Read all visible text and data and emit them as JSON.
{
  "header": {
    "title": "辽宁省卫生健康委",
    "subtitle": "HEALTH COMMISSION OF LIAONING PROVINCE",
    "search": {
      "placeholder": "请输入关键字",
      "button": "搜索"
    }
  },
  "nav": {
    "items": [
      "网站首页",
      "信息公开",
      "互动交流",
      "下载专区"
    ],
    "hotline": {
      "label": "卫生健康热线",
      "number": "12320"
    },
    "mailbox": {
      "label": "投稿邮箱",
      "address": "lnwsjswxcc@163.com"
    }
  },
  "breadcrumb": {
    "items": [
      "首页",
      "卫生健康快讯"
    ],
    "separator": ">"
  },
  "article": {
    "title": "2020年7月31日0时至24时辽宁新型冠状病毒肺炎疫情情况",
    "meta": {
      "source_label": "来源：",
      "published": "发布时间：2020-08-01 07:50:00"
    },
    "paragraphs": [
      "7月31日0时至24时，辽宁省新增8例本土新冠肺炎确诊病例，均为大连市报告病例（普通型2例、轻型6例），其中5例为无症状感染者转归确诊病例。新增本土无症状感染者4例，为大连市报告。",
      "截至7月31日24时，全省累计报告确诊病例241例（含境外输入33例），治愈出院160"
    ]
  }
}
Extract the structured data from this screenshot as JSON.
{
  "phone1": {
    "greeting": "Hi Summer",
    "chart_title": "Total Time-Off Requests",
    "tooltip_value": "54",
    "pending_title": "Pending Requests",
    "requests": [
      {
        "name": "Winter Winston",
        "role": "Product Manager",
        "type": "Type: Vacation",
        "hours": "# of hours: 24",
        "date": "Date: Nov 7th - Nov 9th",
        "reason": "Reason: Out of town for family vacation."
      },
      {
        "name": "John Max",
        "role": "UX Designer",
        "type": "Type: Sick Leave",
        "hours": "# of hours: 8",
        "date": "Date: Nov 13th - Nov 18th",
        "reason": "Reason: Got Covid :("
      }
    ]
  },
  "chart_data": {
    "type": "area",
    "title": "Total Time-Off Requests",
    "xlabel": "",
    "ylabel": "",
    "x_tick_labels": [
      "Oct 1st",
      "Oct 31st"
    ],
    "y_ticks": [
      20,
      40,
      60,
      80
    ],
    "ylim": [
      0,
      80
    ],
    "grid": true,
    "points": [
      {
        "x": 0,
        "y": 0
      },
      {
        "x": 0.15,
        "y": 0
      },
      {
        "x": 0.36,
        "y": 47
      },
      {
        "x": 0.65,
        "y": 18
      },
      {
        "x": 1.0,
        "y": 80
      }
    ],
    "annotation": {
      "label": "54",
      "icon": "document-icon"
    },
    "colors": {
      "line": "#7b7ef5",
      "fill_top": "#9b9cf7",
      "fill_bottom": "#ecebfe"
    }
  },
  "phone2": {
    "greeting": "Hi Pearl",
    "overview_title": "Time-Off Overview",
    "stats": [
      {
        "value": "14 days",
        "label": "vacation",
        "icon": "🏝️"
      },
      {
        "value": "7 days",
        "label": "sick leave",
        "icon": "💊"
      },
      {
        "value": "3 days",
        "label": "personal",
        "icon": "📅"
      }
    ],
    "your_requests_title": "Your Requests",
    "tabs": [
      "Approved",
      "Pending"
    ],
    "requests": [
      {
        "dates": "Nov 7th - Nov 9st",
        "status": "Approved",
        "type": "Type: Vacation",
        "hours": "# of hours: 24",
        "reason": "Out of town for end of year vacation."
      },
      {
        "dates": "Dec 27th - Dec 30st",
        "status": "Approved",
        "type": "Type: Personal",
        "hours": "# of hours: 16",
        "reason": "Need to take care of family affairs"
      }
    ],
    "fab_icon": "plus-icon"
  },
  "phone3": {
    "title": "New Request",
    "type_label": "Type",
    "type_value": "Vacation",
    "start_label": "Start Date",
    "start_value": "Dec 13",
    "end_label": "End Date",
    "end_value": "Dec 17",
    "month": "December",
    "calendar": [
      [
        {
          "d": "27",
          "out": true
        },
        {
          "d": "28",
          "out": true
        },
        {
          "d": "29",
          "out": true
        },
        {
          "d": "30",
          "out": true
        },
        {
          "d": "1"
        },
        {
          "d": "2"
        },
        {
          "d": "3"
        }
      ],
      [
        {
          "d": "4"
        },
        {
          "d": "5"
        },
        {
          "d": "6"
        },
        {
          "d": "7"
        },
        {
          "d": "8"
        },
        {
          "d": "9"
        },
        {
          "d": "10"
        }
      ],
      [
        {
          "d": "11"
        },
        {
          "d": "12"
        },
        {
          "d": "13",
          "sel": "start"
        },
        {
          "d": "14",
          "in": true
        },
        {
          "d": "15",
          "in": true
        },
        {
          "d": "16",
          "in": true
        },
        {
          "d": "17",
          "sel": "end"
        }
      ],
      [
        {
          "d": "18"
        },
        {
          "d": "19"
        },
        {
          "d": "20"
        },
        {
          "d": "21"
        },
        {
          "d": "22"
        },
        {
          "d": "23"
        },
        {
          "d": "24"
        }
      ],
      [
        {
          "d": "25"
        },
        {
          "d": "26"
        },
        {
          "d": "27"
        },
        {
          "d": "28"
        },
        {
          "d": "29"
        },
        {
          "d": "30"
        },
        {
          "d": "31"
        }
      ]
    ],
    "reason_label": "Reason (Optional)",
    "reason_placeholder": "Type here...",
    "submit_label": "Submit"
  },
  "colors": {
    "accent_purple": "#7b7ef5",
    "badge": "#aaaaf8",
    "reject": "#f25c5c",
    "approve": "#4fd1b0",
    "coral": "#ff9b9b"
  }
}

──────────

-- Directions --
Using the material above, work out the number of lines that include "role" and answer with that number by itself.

-- Reply --
2